"What's wrong, Grandad?" Helping children understand dementia

When a much-loved family member is living with dementia, knowing how to talk to young children about what’s happening is vital.

Dementia affects nearly 1 in 10 Australians over the age of 65, and three  in 10 of those over 85, but it’s a condition that can impact the whole family. 

It can be particularly confusing for younger children – they know something’s changed about grandma or grandad’s behaviour, but they don’t know why. Learning how to help them understand what’s happening may help. 

“I think it’s understandable that a young child’s feelings might not be at the forefront of a family’s minds when they’re dealing with a diagnosis of dementia,” says Brighid Brodie, family clinician at Alzheimer’s Australia VIC. “It’s a stressful time and, particularly if a child isn’t asking questions, it’s easy to think they’re coping.” 

But, says Brodie, children can be perceptive and can very quickly place themselves at the centre of things. “The danger is that by not talking to them, they can assume that the change in a grandparent’s behaviour is because of something they’ve done, and then start blaming themselves,” she says. 

Here are a few suggestions to help you communicate with your young children or family members about dementia. 
Mother talking to her son

Break the ice

Reading an informative storybook together can be a good way to start a conversation. “Discovering how having a family member with dementia plays out in another child’s fictional world can make the topic less overwhelming,” says Brodie. “And it can help parents ease into the subject – your children may begin asking questions, or you can talk about how a grandparent does some of the same things as the character in the book.” 
 
Alzheimer’s Australia (fightdementia.org.au) has an extensive library, and you’ll also find titles and some books available for download at dementiainmyfamily.org.au.

Encourage questions

When you first talk to your children, don’t be surprised if they only ask one or two questions. “That’s normal,” says Brodie. “But they may want to know more, as things occur to them, so let them know they can ask you anything whenever they like.” And don’t be surprised if some of the questions seem “random”.

“Children often focus on how things impact them directly, so some questions may seem a little selfish,” says Brodie. “They may ask things like, ‘Will I have to share my bedroom if Nana moves in?’ But treat every question seriously and answer it with the attention it deserves.”

Be honest

While it’s crucial to talk about things in an age-appropriate way, it’s important to be honest. “Always be led by the child and what they want to know, but never shy away from answering the tough questions,” says Brodie. “It’s not healthy to create a sense of false hope that grandma or grandpa will recover from a disease that we don’t yet have a cure for.” 

Share how you’re feeling

Seeing how a parent copes with difficult situations such as a serious illness in the family can help children learn valuable skills around managing painful emotions.

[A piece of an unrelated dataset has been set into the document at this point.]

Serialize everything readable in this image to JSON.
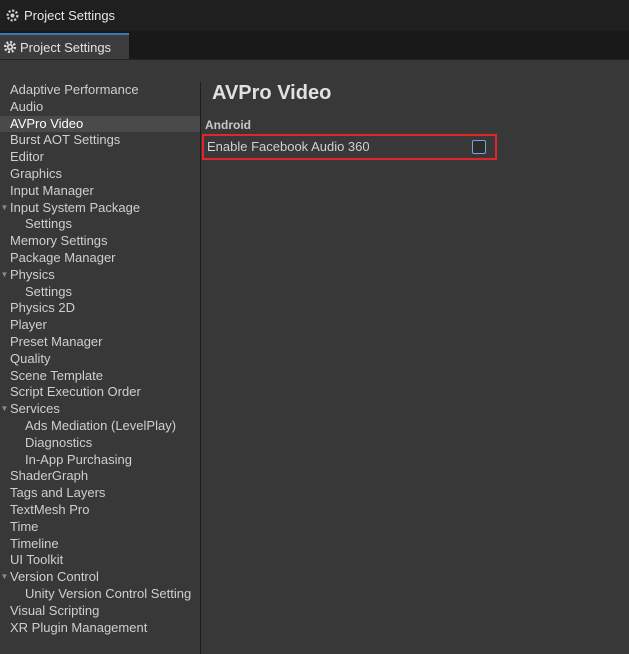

“If your child sees you crying about a loved one’s dementia, don’t try to brush it off by saying you’re fine,” says Brodie. “That will only confuse them.” Instead, be honest by using simple language to explain why you’re crying and how you feel.

Support their emotions

Young children can experience a range of emotions in response to a grandparent’s dementia, everything from grief and sadness, to fear and even irritation. “Let your child know it’s okay to feel whatever they’re feeling, and encourage them to find healthy outlets for those emotions – that’s another learning experience that will stand them in good stead for the future,” says Brodie.
 
For more information, visit dementiainmyfamily.org.au, an Alzheimer’s Australia VIC website that provides support and information for children impacted by dementia in their family. There’s information about discussing dementia with children, too. 
Back to top